“It’s disappointing he’s not following through on his commitments,” said Rep. Mark Walker, a Republican freshman congressman.
“We’ve got other artists coming soon — Def Leppard, Justin Bieber,” the congressman told The Hollywood Reporter.
“I’ve never been a Bieber fan, but I might have to go. Maybe artists who weren’t ‘born to run’ deserve a little bit more support,” he said, referencing one of the rocker’s most famous song titles.
“Bruce is known to be on the radical left,” Walker continued, “and he’s got every right to be so, but I consider this a bully tactic. It’s like when a kid gets upset and says he’s going to take his ball and go home.”
Springsteen was set to play Greensboro on Sunday but canceled because he objects to North Carolina’s recently passed House Bill 2, which requires people to use the bathrooms of the sex reflected on their birth certificates.
Activists say the law discriminates against the transgender community, and many in the entertainment industry agree.
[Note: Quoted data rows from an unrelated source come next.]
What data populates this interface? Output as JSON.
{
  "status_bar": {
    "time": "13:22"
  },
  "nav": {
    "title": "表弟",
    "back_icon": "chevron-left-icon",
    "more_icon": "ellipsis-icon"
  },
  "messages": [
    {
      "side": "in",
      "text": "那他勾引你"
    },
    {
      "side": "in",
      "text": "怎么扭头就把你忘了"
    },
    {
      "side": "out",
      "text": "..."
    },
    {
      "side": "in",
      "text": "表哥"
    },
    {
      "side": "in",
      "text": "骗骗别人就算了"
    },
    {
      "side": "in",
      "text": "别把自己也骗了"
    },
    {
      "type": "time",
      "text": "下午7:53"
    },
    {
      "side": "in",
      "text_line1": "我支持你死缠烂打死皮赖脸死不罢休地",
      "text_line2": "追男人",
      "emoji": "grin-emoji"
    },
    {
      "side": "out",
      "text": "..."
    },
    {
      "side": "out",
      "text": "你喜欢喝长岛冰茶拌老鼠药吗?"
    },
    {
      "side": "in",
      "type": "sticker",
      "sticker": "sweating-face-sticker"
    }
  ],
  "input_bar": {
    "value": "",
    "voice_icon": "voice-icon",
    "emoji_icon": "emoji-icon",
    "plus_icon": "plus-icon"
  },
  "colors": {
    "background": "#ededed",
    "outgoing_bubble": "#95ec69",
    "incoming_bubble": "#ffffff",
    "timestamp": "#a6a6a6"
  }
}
After speaking out against the law, Lionsgate moved the production of its Hulu pilot Crushed from North Carolina to Canada, for example.
Lawmakers, though, say the new law is meant to keep would-be criminals from using legal loopholes to access women’s bathrooms.
“I choose to stand with our sheriffs, who support this bill, which doesn’t target the LGBTQ community; it targets imposters,” Walker said. “It’s a little crazy to think sexual predators wouldn’t be devious enough to pull something off if they were free to go into any bathroom they want.”
Walker accused Springsteen of a history of poor judgment, criticizing him, for example, for singing “Fortunate Son” 18 months ago at the Concert of Valor, which aired live on HBO.
“This is a guy who has such a lack of discernment that he sang a draft-dodging song at a Veterans Day concert meant to honor those who have actually served,” Walker said.
“Using inflammatory vitriol is not where I am,” he said. “I would just like to intellectually explain to Bruce Springsteen the safety aspect of this bill, which is about four pages long. Sometimes people only hear one side of the story.”
When canceling his show, Springsteen issued a statement at his website reading, in part: “Some things are more important than a rock show and this fight against prejudice and bigotry — which is happening as I write — is one of them.”
This article originally appeared in The Hollywood Reporter.